Jeremy Pound heads to the lively city on the banks of the Ohio, where the re-opening of one of America’s most illustrious concert halls is being met with great anticipation
Jeremy Pound visits Cincinnati, Ohio, where the iconic Music Hall is set for a grand re-opening
Cincinnati. The Queen City. Porkopolis. Three names, all applying to the same place, and each with a little tale behind it. ‘Cincinnati’ is derived from Cincinnatus, a Roman statesman of virtuous repute – I find a statue of him near the Purple People Bridge that stretches over the River Ohio. ‘The Queen City’ originates from an 1819 newspaper article.
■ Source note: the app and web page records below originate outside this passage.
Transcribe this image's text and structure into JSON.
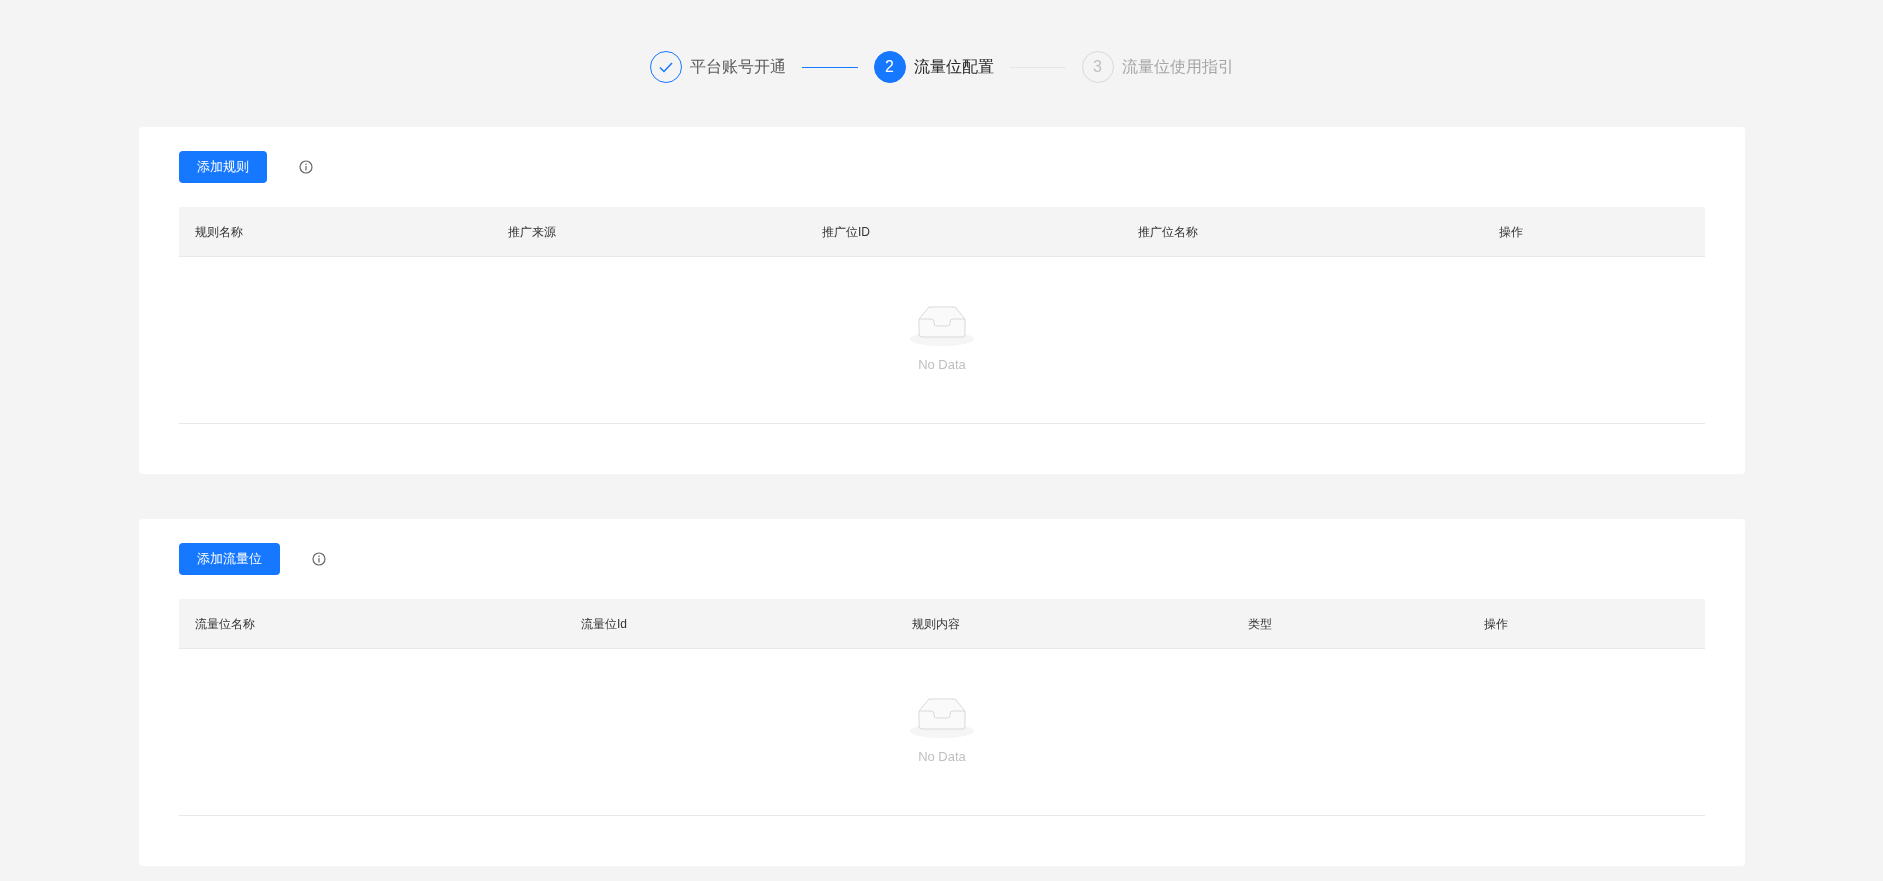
{
  "steps": [
    {
      "title": "平台账号开通",
      "completed": true,
      "current": false
    },
    {
      "marker": "2",
      "title": "流量位配置",
      "completed": false,
      "current": true
    },
    {
      "marker": "3",
      "title": "流量位使用指引",
      "completed": false,
      "current": false
    }
  ],
  "panels": [
    {
      "button": "添加规则",
      "columns": [
        "规则名称",
        "推广来源",
        "推广位ID",
        "推广位名称",
        "操作"
      ],
      "empty_text": "No Data"
    },
    {
      "button": "添加流量位",
      "columns": [
        "流量位名称",
        "流量位Id",
        "规则内容",
        "类型",
        "操作"
      ],
      "empty_text": "No Data"
    }
  ]
}
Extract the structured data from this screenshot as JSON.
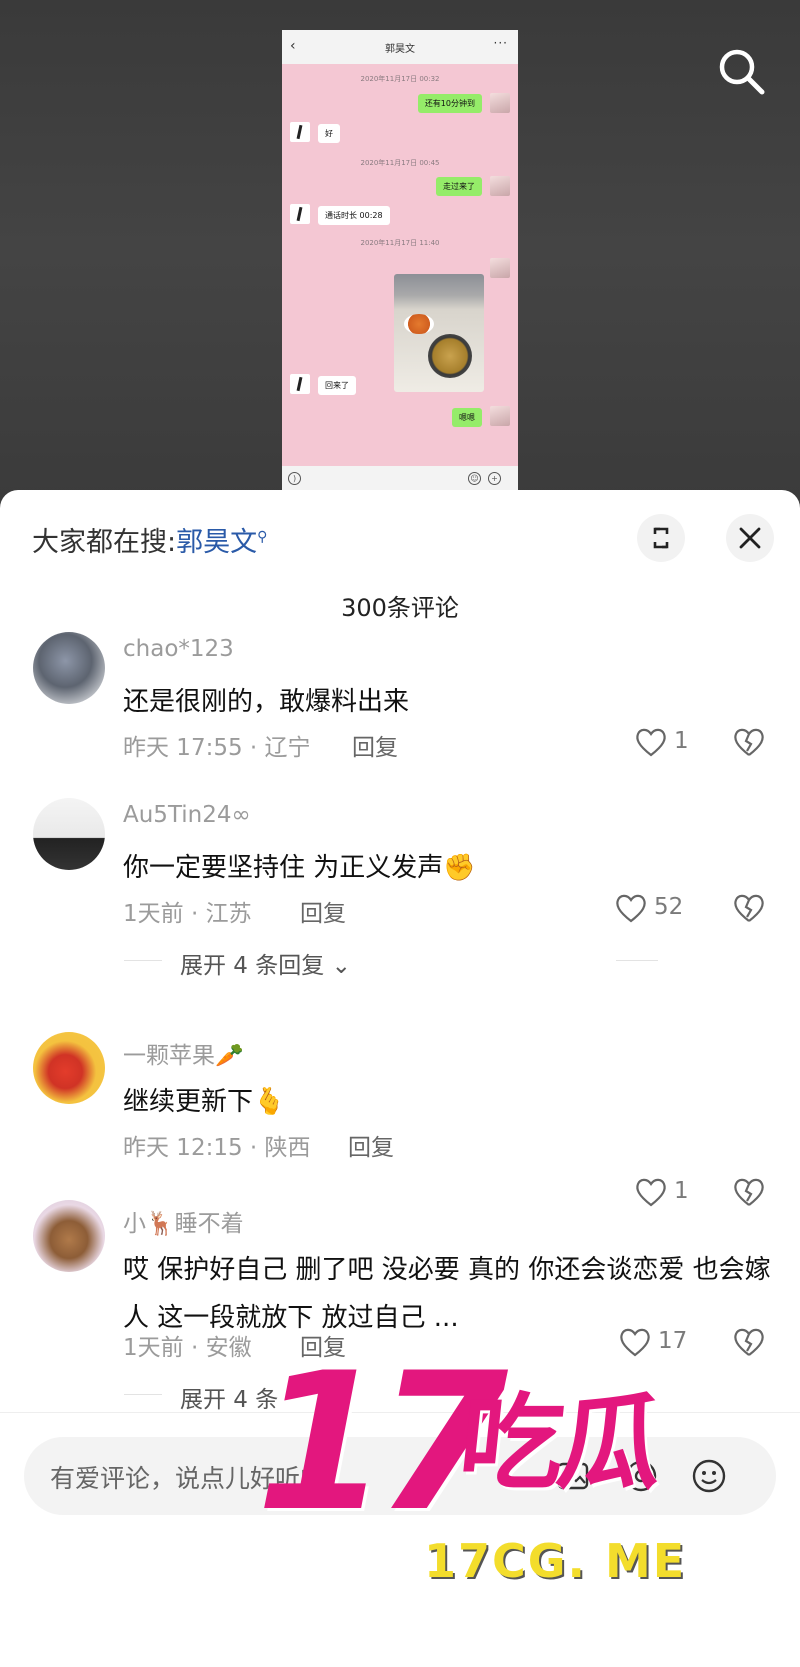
{
  "phone_shot": {
    "title": "郭昊文",
    "back_icon": "chevron-left-icon",
    "more_icon": "more-dots-icon",
    "timestamps": [
      "2020年11月17日 00:32",
      "2020年11月17日 00:45",
      "2020年11月17日 11:40"
    ],
    "msg_me_1": "还有10分钟到",
    "msg_him_1": "好",
    "msg_me_2": "走过来了",
    "msg_him_call": "通话时长 00:28",
    "msg_him_2": "回来了",
    "msg_me_3": "嗯嗯",
    "bar_colors": {
      "bubble_me": "#95ec69",
      "bubble_him": "#ffffff",
      "chat_bg": "#f4c7d3"
    }
  },
  "top": {
    "search_icon": "search-icon"
  },
  "sheet": {
    "hot_prefix": "大家都在搜:",
    "hot_term": "郭昊文",
    "hot_icon": "search-small-icon",
    "expand_icon": "expand-icon",
    "close_icon": "close-icon",
    "count": "300条评论"
  },
  "comments": [
    {
      "name": "chao*123",
      "text": "还是很刚的，敢爆料出来",
      "meta": "昨天 17:55 · 辽宁",
      "reply": "回复",
      "likes": "1"
    },
    {
      "name": "Au5Tin24∞",
      "text": "你一定要坚持住 为正义发声✊",
      "meta": "1天前 · 江苏",
      "reply": "回复",
      "likes": "52",
      "expand": "展开 4 条回复"
    },
    {
      "name": "一颗苹果🥕",
      "text": "继续更新下🫰",
      "meta": "昨天 12:15 · 陕西",
      "reply": "回复",
      "likes": "1"
    },
    {
      "name": "小🦌睡不着",
      "text": "哎 保护好自己 删了吧 没必要 真的 你还会谈恋爱 也会嫁人 这一段就放下 放过自己 ...",
      "meta": "1天前 · 安徽",
      "reply": "回复",
      "likes": "17",
      "expand": "展开 4 条"
    }
  ],
  "input": {
    "placeholder": "有爱评论，说点儿好听的",
    "icons": [
      "image-icon",
      "at-icon",
      "emoji-icon"
    ]
  },
  "watermark": {
    "big": "17",
    "cn": "吃瓜",
    "url": "17CG. ME",
    "colors": {
      "pink": "#e3177e",
      "yellow": "#f3dd2c"
    }
  }
}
And ‘Porkopolis’ salutes the fact that Cincinnati was once the US capital of pig farming – today, the flying pig is the city’s unofficial, but undisputed, symbol.
Along the river bank from Cincinnatus, I’m greeted by a pink sign inviting visitors to ‘Sing the Queen City’. And that is exactly what people have been doing here since the 1840s when, spearheaded by a large German immigrant population, singing events were held on a regular basis. In 1873, the first May Festival took place, and it remains a fixture in the calendar. Large-scale choral works are its thing, and previous participants include Elgar and Bernstein, no less.
Music Hall, Cincinnati’s magnificent concert hall, and opera house, came about through the wish of one Reuben Singer, a local entrepreneur, for the May Festival to have a decent home. He didn’t hold back. Situated in the now-fashionable Over-therhine district, the colossal 1878 building boasts, among other things, an impressive chandelier, one of the finest concert-hall acoustics in the US and, I am told during my hard-hat tour, an array of friendly ghosts. In 2015, a major refurbishment began (hence the hard hat) that will see the Springer Auditorium’s 3,417 seats reduced to a more intimate 2,524 and the orchestral stage and pit enlarged. The front-of-house area is also enjoying a revamp and, on the outside, the red-brick facade and its distinctive ‘piano key’ ornamentation are being restored to their former glory. When the hall re-opens with two performances by the Cincinnati Symphony Orchestra (CSO) on 6 and 7 October, it should be quite some occasion.
The CSO has been plying its trade at Music Hall since 1895, premiering works including Copland’s Fanfare for the Common
Man and Lincoln Portrait and employing the likes of Leopold Stokowski and Fritz Reiner as music director along the way. Currently wielding the baton is Frenchman Louis Langrée, who recently conducted the CSO in its first ever BBC Prom. ‘The cultural appreciation in Cincinnati is amazing,’ he tells me. ‘In many cities, the big building at its heart is, say, a cathedral or the city hall, but here it is this temple of music, the Music Hall. There is a real affection from the people for their hall and their orchestra.’
The CSO players are an adaptable lot and, when not negotiating the subtleties of a Sibelius symphony, like to swing and swagger as the red-jacketed members of the Cincinnati Pops orchestra, the hugely successful sister ensemble launched by
‘The people here have a real affection for their hall and orchestra’
Erich Kunzel (see left) in 1977. A favourite Pops venue in summer is the out-of-town Riverbend Music Center, where audiences of up to 20,000, sitting on seats or grass banks, enjoy events such as the Independence Day spectacular. Also in summer, those same players head into the Music Hall pit for the Cincinnati Opera season. 2017’s productions, staged at the temporary home of the Aronoff Center for the Arts, included La bohème, The Magic Flute and, during my visit, Robert Xavier Rodriquez’s operatic biopic Frida.
There is, though, a lot more to explore in this large, vibrant city than music alone. Don’t miss, for instance, the National Underground Railroad Freedom Center, which explores the history of the US slave trade and race relations, nor the exploits of the Reds baseball and Bengals football teams. And the beer here is simply excellent. You can thank the Germans for that, too.
go with the flow:
Cincinnati hugs the Ohio River; (right) Copland’s Fanfare for the Common Man on a house near
Music Hall; (below) artist Frida Kahlo celebrated at Cincinnati Opera
pride of place:
Music Hall has enjoyed a major refurbishment